A corn is a small, painful, raised bump on the outer skin layer of feet and toes.
Causative factors for corns:
An improper walking motion, but most are caused by ill-fitting shoes. High-heeled shoes are the worst offenders. They put pressure on the toes and make women four times as likely as men to have foot problems. Other risk factors for developing a corn or callus include foot deformities and wearing shoes or sandals without socks, which leads to friction on the feet.
- shoes that are too tight or too loose, or have very high heels
- Inadequate activity or exercise or immobility
- Eating large amounts of dairy products
- Resisting the urge to have a bowel movement, which is sometimes the result of pain from hemorrhoids
- Overuse of laxatives (stool softeners) which, over time, weaken the bowel muscles
- tight socks or stockings
- deformed toes
Types of Corns:
- A hard corn is a compact lump with a thick core.

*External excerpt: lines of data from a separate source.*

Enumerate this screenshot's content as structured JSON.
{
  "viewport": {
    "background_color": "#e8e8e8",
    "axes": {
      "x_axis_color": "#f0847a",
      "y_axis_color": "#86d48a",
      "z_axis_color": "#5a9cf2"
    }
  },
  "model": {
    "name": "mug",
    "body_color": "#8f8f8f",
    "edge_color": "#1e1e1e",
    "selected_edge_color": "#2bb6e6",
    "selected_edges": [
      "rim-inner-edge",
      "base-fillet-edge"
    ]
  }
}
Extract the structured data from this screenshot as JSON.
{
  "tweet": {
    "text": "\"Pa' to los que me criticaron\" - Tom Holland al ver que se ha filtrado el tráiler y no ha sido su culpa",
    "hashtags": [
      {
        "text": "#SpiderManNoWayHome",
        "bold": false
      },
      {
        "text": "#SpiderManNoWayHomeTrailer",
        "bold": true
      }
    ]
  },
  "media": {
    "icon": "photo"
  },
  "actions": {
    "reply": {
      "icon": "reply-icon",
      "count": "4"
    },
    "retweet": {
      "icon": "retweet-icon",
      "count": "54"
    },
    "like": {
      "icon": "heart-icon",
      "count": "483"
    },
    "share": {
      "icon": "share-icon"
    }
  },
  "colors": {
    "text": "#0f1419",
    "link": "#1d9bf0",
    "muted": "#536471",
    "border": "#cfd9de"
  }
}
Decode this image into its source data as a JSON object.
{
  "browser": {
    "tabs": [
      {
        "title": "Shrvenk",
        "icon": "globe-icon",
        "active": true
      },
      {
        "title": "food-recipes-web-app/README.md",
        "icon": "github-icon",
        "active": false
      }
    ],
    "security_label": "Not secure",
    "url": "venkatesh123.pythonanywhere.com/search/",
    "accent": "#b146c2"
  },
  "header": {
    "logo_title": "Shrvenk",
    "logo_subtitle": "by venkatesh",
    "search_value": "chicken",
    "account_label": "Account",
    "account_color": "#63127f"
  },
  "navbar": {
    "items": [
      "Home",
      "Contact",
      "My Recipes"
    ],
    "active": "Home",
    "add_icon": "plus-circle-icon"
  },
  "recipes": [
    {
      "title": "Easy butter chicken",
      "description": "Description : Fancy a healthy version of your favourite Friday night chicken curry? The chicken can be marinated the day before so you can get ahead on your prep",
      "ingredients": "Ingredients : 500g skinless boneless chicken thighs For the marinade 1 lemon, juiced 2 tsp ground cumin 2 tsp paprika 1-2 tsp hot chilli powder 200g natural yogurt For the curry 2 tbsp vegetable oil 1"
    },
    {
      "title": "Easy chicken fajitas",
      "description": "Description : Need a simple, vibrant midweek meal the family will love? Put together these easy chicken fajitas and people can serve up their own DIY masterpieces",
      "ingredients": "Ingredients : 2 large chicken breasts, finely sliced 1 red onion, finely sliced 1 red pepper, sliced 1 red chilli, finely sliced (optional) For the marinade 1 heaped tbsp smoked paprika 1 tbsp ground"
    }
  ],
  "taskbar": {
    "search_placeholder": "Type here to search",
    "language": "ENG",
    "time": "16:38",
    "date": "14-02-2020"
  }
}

Hard corns usually form on the tops of the toes, on the outside of the little toe, or on the sole of the foot.
- A soft corn is a small, inflamed patch of skin with a smooth center. Soft corns usually appear between the toes.
- A seed corn is the least common type of corn. Occurring only on the heel or ball of the foot
Symptoms include hard growths on the skin in response to direct pressure. Corns may be extremely sore and surrounded by inflamed, swollen skin.
- A raised bump which is hardened
- A thick and rough area of skin
- Flaky ,dry and waxy skin
- Pain under the skin
- Tenderness under the skin
How to diagnose corns?
- Corns can be recognized on sight. A family physician or podiatrist may scrape skin off what seems to be a corns, but may actually be a wart. If the lesion is a wart, it will bleed. A callus will not bleed, but will reveal another layer of dead skin.
- The doctor will interview the patient and ask about his/her lifestyle. The patient’s footwear may also be checked. There will be a physical examination.
- If the doctor suspects there may be an underlying bone structure problem the patient may be referred for an X-ray.
How Homoeopathy helps to cure Corns?
Corns show promising results with Homoeopathic treatment. Homeopathy can relieve the pain as well as recurrence of the corns. Painful corns that cannot be scrubbed by pumice stones respond well to homeopathic medications taken internally.
Commonly indicated Homoeopathic remedies:
Ant. Crud: Corns inflamed, large horny placed on soles of feet close to the toes; thickened skin of soles & feet. Corn on soles & toes. Inflamed corn with great sensitiveness of soles on walking. Aching, stitching pains in corns. For children and young people inclined to grow fat. Old people with morning diarrhea, suddenly become constipated, or alternate diarrhea and constipation; pulse hard and rapid. Sensitive to the cold.
Nat.mur: Corns, painful scars. Greasy skin. Boring, tearing and stitching pain. Worse walking and standing.For the anaemic and cachectic, whether from lots of vital fluids- profuse menses. Great emaciation; losing flesh while living well. Throat and neck of children emaciate rapidly during summer complaint. Great liability to take cold. Irritability: child cross when spoken to; crying from slightest cause; gets into a passion about trifles, especially when consoled with. Awkward, hasty, drops things from nervous weakness. Marked disposition to weep; sad weeping mood, without cause.
Silicea:Inflamed corns with stitching, burning pains. Soreness of soles. Stitches in the corns, jerking up the feet.Adapted to the nervous, irritable, sanguine temperament; persons of a psoric diathesis. Persons of light complexion; fine dry skin; pale face; weakly, with lax muscles. Constitutions which suffer from deficient nutrition, not because food is lacking in quality or quantity, but from imperfect assimilation; oversensitive, physically and mentally.
Other indicated remedies:Arnica, Camphor, Ferrum picricum, Graphitis, Sulphur, Thuja.etc.